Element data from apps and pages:
* * *

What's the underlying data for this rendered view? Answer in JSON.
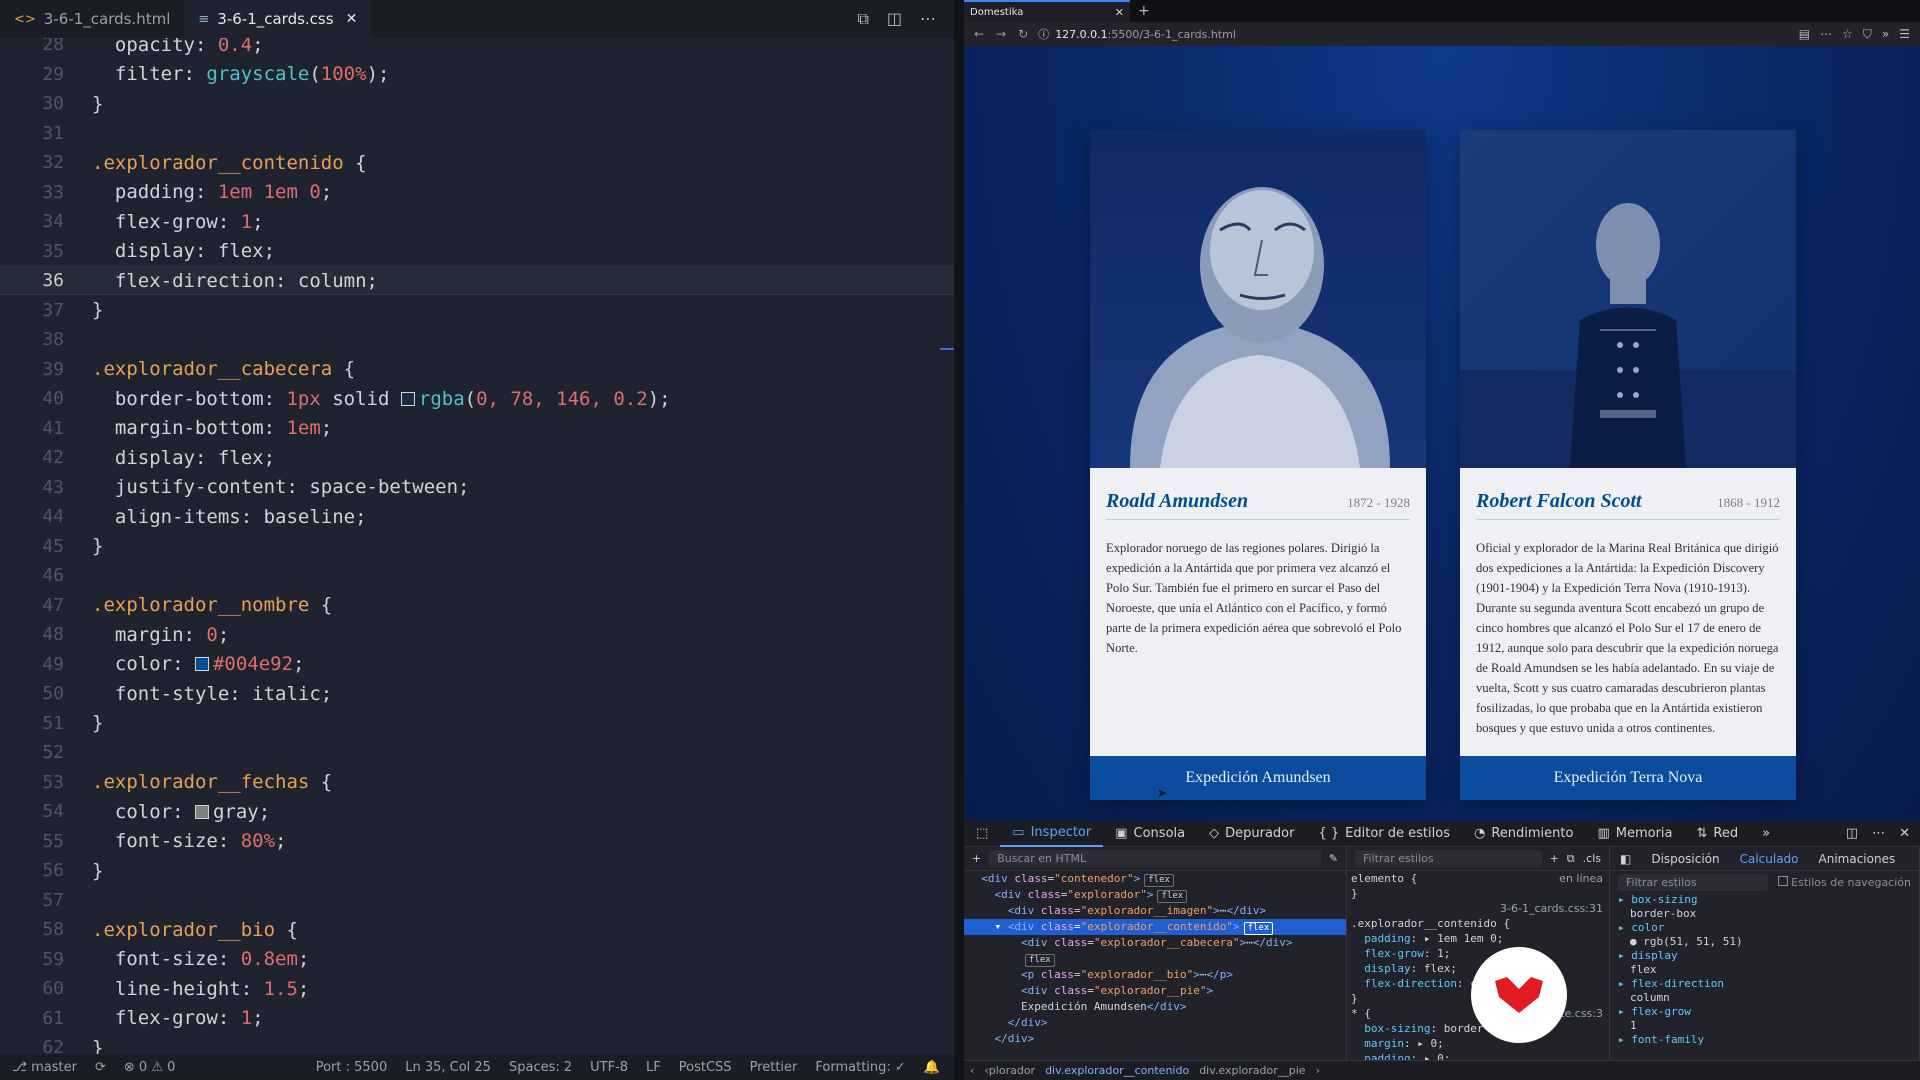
{
  "editor": {
    "tabs": [
      {
        "label": "3-6-1_cards.html",
        "active": false
      },
      {
        "label": "3-6-1_cards.css",
        "active": true
      }
    ],
    "lines": [
      {
        "n": "28",
        "html": "<span class='prop'>  opacity: </span><span class='num'>0.4</span><span class='br'>;</span>"
      },
      {
        "n": "29",
        "html": "<span class='prop'>  filter: </span><span class='fn'>grayscale</span><span class='br'>(</span><span class='num'>100%</span><span class='br'>);</span>"
      },
      {
        "n": "30",
        "html": "<span class='br'>}</span>"
      },
      {
        "n": "31",
        "html": ""
      },
      {
        "n": "32",
        "html": "<span class='sel'>.explorador__contenido</span><span class='br'> {</span>"
      },
      {
        "n": "33",
        "html": "<span class='prop'>  padding: </span><span class='num'>1em 1em 0</span><span class='br'>;</span>"
      },
      {
        "n": "34",
        "html": "<span class='prop'>  flex-grow: </span><span class='num'>1</span><span class='br'>;</span>"
      },
      {
        "n": "35",
        "html": "<span class='prop'>  display: flex;</span>"
      },
      {
        "n": "36",
        "html": "<span class='prop'>  flex-direction: column;</span>",
        "current": true
      },
      {
        "n": "37",
        "html": "<span class='br'>}</span>"
      },
      {
        "n": "38",
        "html": ""
      },
      {
        "n": "39",
        "html": "<span class='sel'>.explorador__cabecera</span><span class='br'> {</span>"
      },
      {
        "n": "40",
        "html": "<span class='prop'>  border-bottom: </span><span class='num'>1px</span><span class='prop'> solid </span><span class='swatch' style='background:rgba(0,78,146,0.2)'></span><span class='fn'>rgba</span><span class='br'>(</span><span class='num'>0, 78, 146, 0.2</span><span class='br'>);</span>"
      },
      {
        "n": "41",
        "html": "<span class='prop'>  margin-bottom: </span><span class='num'>1em</span><span class='br'>;</span>"
      },
      {
        "n": "42",
        "html": "<span class='prop'>  display: flex;</span>"
      },
      {
        "n": "43",
        "html": "<span class='prop'>  justify-content: space-between;</span>"
      },
      {
        "n": "44",
        "html": "<span class='prop'>  align-items: baseline;</span>"
      },
      {
        "n": "45",
        "html": "<span class='br'>}</span>"
      },
      {
        "n": "46",
        "html": ""
      },
      {
        "n": "47",
        "html": "<span class='sel'>.explorador__nombre</span><span class='br'> {</span>"
      },
      {
        "n": "48",
        "html": "<span class='prop'>  margin: </span><span class='num'>0</span><span class='br'>;</span>"
      },
      {
        "n": "49",
        "html": "<span class='prop'>  color: </span><span class='swatch' style='background:#004e92'></span><span class='num'>#004e92</span><span class='br'>;</span>"
      },
      {
        "n": "50",
        "html": "<span class='prop'>  font-style: italic;</span>"
      },
      {
        "n": "51",
        "html": "<span class='br'>}</span>"
      },
      {
        "n": "52",
        "html": ""
      },
      {
        "n": "53",
        "html": "<span class='sel'>.explorador__fechas</span><span class='br'> {</span>"
      },
      {
        "n": "54",
        "html": "<span class='prop'>  color: </span><span class='swatch' style='background:gray'></span><span class='prop'>gray;</span>"
      },
      {
        "n": "55",
        "html": "<span class='prop'>  font-size: </span><span class='num'>80%</span><span class='br'>;</span>"
      },
      {
        "n": "56",
        "html": "<span class='br'>}</span>"
      },
      {
        "n": "57",
        "html": ""
      },
      {
        "n": "58",
        "html": "<span class='sel'>.explorador__bio</span><span class='br'> {</span>"
      },
      {
        "n": "59",
        "html": "<span class='prop'>  font-size: </span><span class='num'>0.8em</span><span class='br'>;</span>"
      },
      {
        "n": "60",
        "html": "<span class='prop'>  line-height: </span><span class='num'>1.5</span><span class='br'>;</span>"
      },
      {
        "n": "61",
        "html": "<span class='prop'>  flex-grow: </span><span class='num'>1</span><span class='br'>;</span>"
      },
      {
        "n": "62",
        "html": "<span class='br'>}</span>"
      }
    ],
    "status": {
      "branch": "master",
      "errors": "0",
      "warnings": "0",
      "port": "Port : 5500",
      "cursor": "Ln 35, Col 25",
      "spaces": "Spaces: 2",
      "encoding": "UTF-8",
      "eol": "LF",
      "language": "PostCSS",
      "formatter": "Prettier",
      "formatting": "Formatting: ✓"
    }
  },
  "browser": {
    "tab_title": "Domestika",
    "url_host": "127.0.0.1",
    "url_path": ":5500/3-6-1_cards.html",
    "cards": [
      {
        "name": "Roald Amundsen",
        "dates": "1872 - 1928",
        "bio": "Explorador noruego de las regiones polares. Dirigió la expedición a la Antártida que por primera vez alcanzó el Polo Sur. También fue el primero en surcar el Paso del Noroeste, que unía el Atlántico con el Pacífico, y formó parte de la primera expedición aérea que sobrevoló el Polo Norte.",
        "footer": "Expedición Amundsen"
      },
      {
        "name": "Robert Falcon Scott",
        "dates": "1868 - 1912",
        "bio": "Oficial y explorador de la Marina Real Británica que dirigió dos expediciones a la Antártida: la Expedición Discovery (1901-1904) y la Expedición Terra Nova (1910-1913). Durante su segunda aventura Scott encabezó un grupo de cinco hombres que alcanzó el Polo Sur el 17 de enero de 1912, aunque solo para descubrir que la expedición noruega de Roald Amundsen se les había adelantado. En su viaje de vuelta, Scott y sus cuatro camaradas descubrieron plantas fosilizadas, lo que probaba que en la Antártida existieron bosques y que estuvo unida a otros continentes.",
        "footer": "Expedición Terra Nova"
      }
    ]
  },
  "devtools": {
    "tabs": [
      "Inspector",
      "Consola",
      "Depurador",
      "Editor de estilos",
      "Rendimiento",
      "Memoria",
      "Red"
    ],
    "html_search_placeholder": "Buscar en HTML",
    "styles_filter_placeholder": "Filtrar estilos",
    "cls_label": ".cls",
    "tree": [
      {
        "html": "  <span class='tag'>&lt;div</span> <span class='attr'>class</span>=<span class='aval'>\"contenedor\"</span><span class='tag'>&gt;</span><span class='badge'>flex</span>"
      },
      {
        "html": "    <span class='tag'>&lt;div</span> <span class='attr'>class</span>=<span class='aval'>\"explorador\"</span><span class='tag'>&gt;</span><span class='badge'>flex</span>"
      },
      {
        "html": "      <span class='tag'>&lt;div</span> <span class='attr'>class</span>=<span class='aval'>\"explorador__imagen\"</span><span class='tag'>&gt;</span>⋯<span class='tag'>&lt;/div&gt;</span>"
      },
      {
        "html": "    ▾ <span class='tag'>&lt;div</span> <span class='attr'>class</span>=<span class='aval'>\"explorador__contenido\"</span><span class='tag'>&gt;</span><span class='badge'>flex</span>",
        "selected": true
      },
      {
        "html": "        <span class='tag'>&lt;div</span> <span class='attr'>class</span>=<span class='aval'>\"explorador__cabecera\"</span><span class='tag'>&gt;</span>⋯<span class='tag'>&lt;/div&gt;</span>"
      },
      {
        "html": "        <span class='badge'>flex</span>"
      },
      {
        "html": "        <span class='tag'>&lt;p</span> <span class='attr'>class</span>=<span class='aval'>\"explorador__bio\"</span><span class='tag'>&gt;</span>⋯<span class='tag'>&lt;/p&gt;</span>"
      },
      {
        "html": "        <span class='tag'>&lt;div</span> <span class='attr'>class</span>=<span class='aval'>\"explorador__pie\"</span><span class='tag'>&gt;</span>"
      },
      {
        "html": "        Expedición Amundsen<span class='tag'>&lt;/div&gt;</span>"
      },
      {
        "html": "      <span class='tag'>&lt;/div&gt;</span>"
      },
      {
        "html": "    <span class='tag'>&lt;/div&gt;</span>"
      }
    ],
    "rules": [
      {
        "html": "elemento <span class='rval'>{</span><span class='src'>en línea</span>"
      },
      {
        "html": "<span class='rval'>}</span>"
      },
      {
        "html": "<span class='src'>3-6-1_cards.css:31</span>"
      },
      {
        "html": ".explorador__contenido <span class='rval'>{</span>"
      },
      {
        "html": "  <span class='rprop'>padding</span>: <span class='rval'>▸ 1em 1em 0;</span>"
      },
      {
        "html": "  <span class='rprop'>flex-grow</span>: <span class='rval'>1;</span>"
      },
      {
        "html": "  <span class='rprop'>display</span>: <span class='rval'>flex;</span>"
      },
      {
        "html": "  <span class='rprop'>flex-direction</span>: <span class='rval'>column;</span>"
      },
      {
        "html": "<span class='rval'>}</span>"
      },
      {
        "html": "* <span class='rval'>{</span><span class='src'>site.css:3</span>"
      },
      {
        "html": "  <span class='rprop'>box-sizing</span>: <span class='rval'>border-box;</span>"
      },
      {
        "html": "  <span class='rprop'>margin</span>: <span class='rval'>▸ 0;</span>"
      },
      {
        "html": "  <span class='rprop'>padding</span>: <span class='rval'>▸ 0;</span>"
      }
    ],
    "computed_tabs": [
      "Disposición",
      "Calculado",
      "Animaciones"
    ],
    "computed_filter_placeholder": "Filtrar estilos",
    "browser_styles_label": "Estilos de navegación",
    "computed": [
      {
        "k": "box-sizing",
        "v": "border-box"
      },
      {
        "k": "color",
        "v": "● rgb(51, 51, 51)"
      },
      {
        "k": "display",
        "v": "flex"
      },
      {
        "k": "flex-direction",
        "v": "column"
      },
      {
        "k": "flex-grow",
        "v": "1"
      },
      {
        "k": "font-family",
        "v": ""
      }
    ],
    "breadcrumbs": [
      "‹plorador",
      "div.explorador__contenido",
      "div.explorador__pie"
    ]
  }
}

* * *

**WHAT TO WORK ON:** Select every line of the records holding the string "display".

**SOLUTION TO THIS TASK:**
        "html": "<span class='prop'>  display: flex;</span>"
        "html": "<span class='prop'>  display: flex;</span>"
        "html": "  <span class='rprop'>display</span>: <span class='rval'>flex;</span>"
        "k": "display",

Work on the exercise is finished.